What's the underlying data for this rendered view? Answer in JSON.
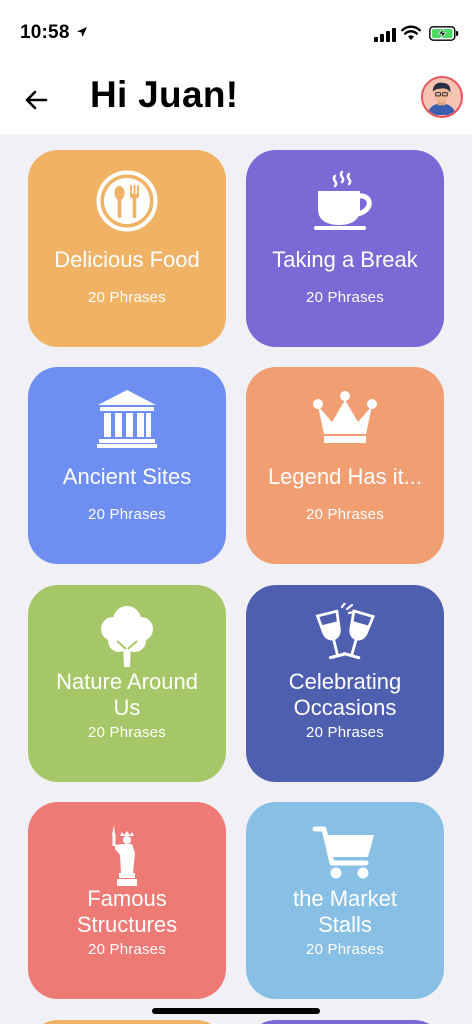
{
  "status_bar": {
    "time": "10:58"
  },
  "header": {
    "title": "Hi Juan!"
  },
  "colors": {
    "food": "#f0b265",
    "break": "#7b6ad6",
    "ancient": "#6e8ef2",
    "legend": "#f19e73",
    "nature": "#a6c767",
    "celebrate": "#4f5fb0",
    "famous": "#ee7a75",
    "market": "#87c0e4",
    "avatar_border": "#e8545b"
  },
  "cards": [
    {
      "title": "Delicious Food",
      "subtitle": "20 Phrases",
      "icon": "fork-spoon-icon"
    },
    {
      "title": "Taking a Break",
      "subtitle": "20 Phrases",
      "icon": "coffee-cup-icon"
    },
    {
      "title": "Ancient Sites",
      "subtitle": "20 Phrases",
      "icon": "temple-icon"
    },
    {
      "title": "Legend Has it...",
      "subtitle": "20 Phrases",
      "icon": "crown-icon"
    },
    {
      "title_line1": "Nature Around",
      "title_line2": "Us",
      "subtitle": "20 Phrases",
      "icon": "tree-icon"
    },
    {
      "title_line1": "Celebrating",
      "title_line2": "Occasions",
      "subtitle": "20 Phrases",
      "icon": "wine-glasses-icon"
    },
    {
      "title_line1": "Famous",
      "title_line2": "Structures",
      "subtitle": "20 Phrases",
      "icon": "statue-of-liberty-icon"
    },
    {
      "title_line1": "the Market",
      "title_line2": "Stalls",
      "subtitle": "20 Phrases",
      "icon": "shopping-cart-icon"
    }
  ]
}
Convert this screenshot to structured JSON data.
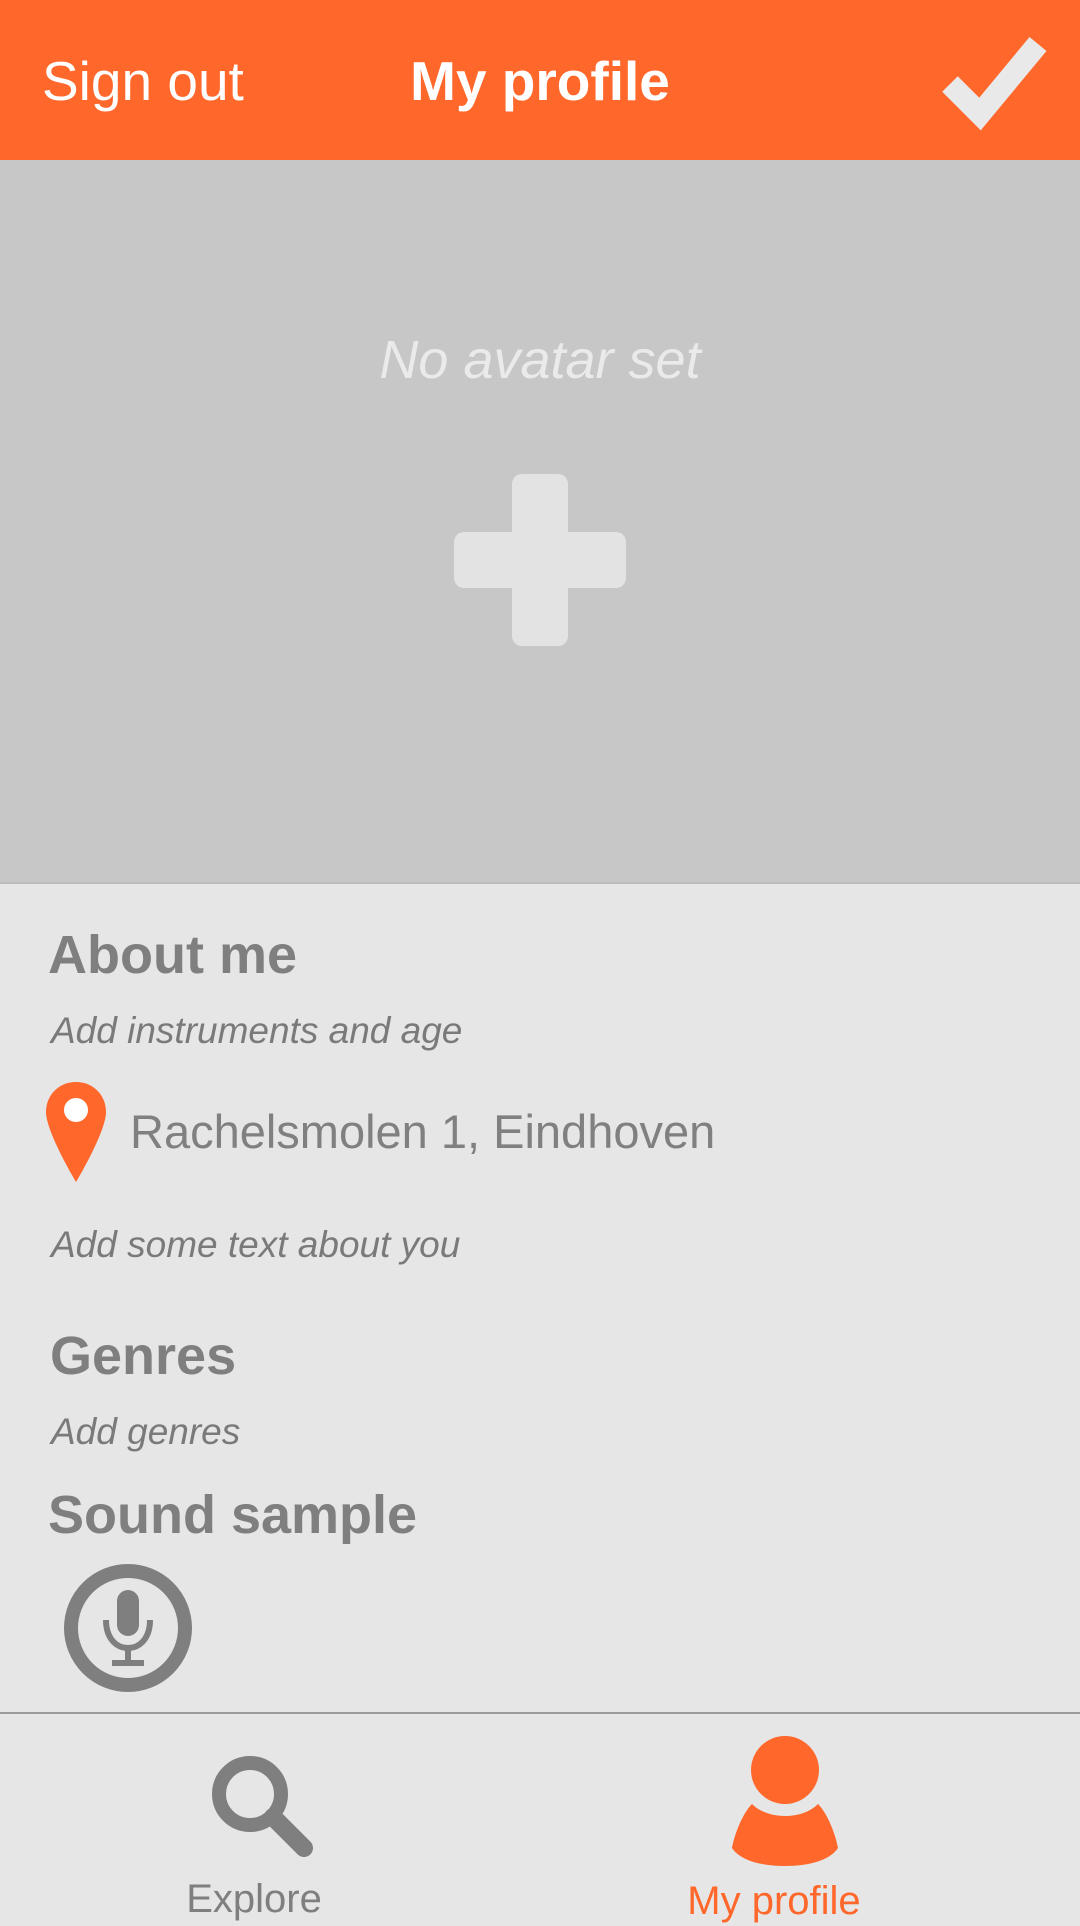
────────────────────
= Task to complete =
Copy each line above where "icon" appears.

= Written reply =
      "icon": "fork-spoon-icon"
      "icon": "coffee-cup-icon"
      "icon": "temple-icon"
      "icon": "crown-icon"
      "icon": "tree-icon"
      "icon": "wine-glasses-icon"
      "icon": "statue-of-liberty-icon"
      "icon": "shopping-cart-icon"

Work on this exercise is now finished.